The answer is “yes and no.”
The term first popped up in 2004 with the O’Reilly Media Web 2.0 Conference and related to what was going to happen to the Internet in the wake of the great Dot Com Bust of a few years earlier. No one really seemed to expect the term to catch on it as it did, but people on the Internet do love their buzzwords. Tim O’Reilly, the founder of O’Reilly Media, felt compelled by Dec. 2006 to finally clarify the term a bit more in a blog post:
Web 2.0 is the business revolution in the computer industry caused by the move to the internet as platform, and an attempt to understand the rules for success on that new platform. Chief among those rules is this: Build applications that harness network effects to get better the more people use them.
My personal take on this was boiled down to: Web 2.0 means the Web site does something for you.
Through out Web 1.0, the sites were static and really amounted to nothing more than brochures: you put up information, people came to read it, they left. One of my favorite quotes to that effect was from Darren Barefoot who said, “Web 1.0 was about lectures, Web 2.0 is about conversation,” and I really couldn’t agree with him more.
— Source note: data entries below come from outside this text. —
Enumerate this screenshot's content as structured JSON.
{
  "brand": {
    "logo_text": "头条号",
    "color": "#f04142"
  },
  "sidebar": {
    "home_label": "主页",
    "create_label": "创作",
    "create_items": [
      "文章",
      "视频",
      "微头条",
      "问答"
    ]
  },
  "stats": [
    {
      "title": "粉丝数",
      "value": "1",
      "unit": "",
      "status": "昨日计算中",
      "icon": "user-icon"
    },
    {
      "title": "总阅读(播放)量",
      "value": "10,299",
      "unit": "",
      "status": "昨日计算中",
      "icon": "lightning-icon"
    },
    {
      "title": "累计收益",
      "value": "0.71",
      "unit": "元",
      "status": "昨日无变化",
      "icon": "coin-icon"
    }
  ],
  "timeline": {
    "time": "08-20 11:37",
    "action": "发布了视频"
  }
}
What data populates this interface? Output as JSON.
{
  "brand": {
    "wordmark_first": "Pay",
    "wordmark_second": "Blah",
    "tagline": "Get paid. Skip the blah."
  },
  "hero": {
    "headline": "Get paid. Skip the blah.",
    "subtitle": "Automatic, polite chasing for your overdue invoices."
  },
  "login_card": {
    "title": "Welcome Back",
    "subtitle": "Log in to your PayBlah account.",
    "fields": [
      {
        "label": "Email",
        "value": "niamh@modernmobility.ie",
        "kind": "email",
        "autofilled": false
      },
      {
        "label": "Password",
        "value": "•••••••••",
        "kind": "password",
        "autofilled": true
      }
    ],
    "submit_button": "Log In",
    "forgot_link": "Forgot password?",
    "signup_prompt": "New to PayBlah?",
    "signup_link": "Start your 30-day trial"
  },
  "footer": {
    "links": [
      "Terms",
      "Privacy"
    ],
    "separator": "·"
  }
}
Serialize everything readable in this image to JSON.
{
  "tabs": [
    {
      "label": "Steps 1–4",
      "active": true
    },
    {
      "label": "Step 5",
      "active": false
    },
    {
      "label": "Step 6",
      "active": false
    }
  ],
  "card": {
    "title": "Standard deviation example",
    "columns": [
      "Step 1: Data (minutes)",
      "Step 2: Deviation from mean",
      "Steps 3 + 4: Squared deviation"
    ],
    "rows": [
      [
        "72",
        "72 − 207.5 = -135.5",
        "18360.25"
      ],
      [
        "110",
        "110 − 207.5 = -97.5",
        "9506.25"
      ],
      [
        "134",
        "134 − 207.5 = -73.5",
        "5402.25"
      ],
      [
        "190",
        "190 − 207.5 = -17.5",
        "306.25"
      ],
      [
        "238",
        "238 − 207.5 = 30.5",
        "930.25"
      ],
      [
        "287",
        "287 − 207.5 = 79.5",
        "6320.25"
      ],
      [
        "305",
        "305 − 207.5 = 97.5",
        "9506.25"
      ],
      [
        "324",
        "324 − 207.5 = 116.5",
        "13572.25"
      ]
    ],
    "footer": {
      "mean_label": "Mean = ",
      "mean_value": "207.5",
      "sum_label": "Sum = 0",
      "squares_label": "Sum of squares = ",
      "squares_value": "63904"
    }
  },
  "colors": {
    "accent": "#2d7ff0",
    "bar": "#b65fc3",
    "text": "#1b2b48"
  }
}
The term “Web 2.0” may be on its last legs, and a lot of us are thankful for that, but its ramifications on information technology will be with us for years to come. There is no way that users will ever go back to not having control over how they consumer information, and they also won’t settle for not having a say in it.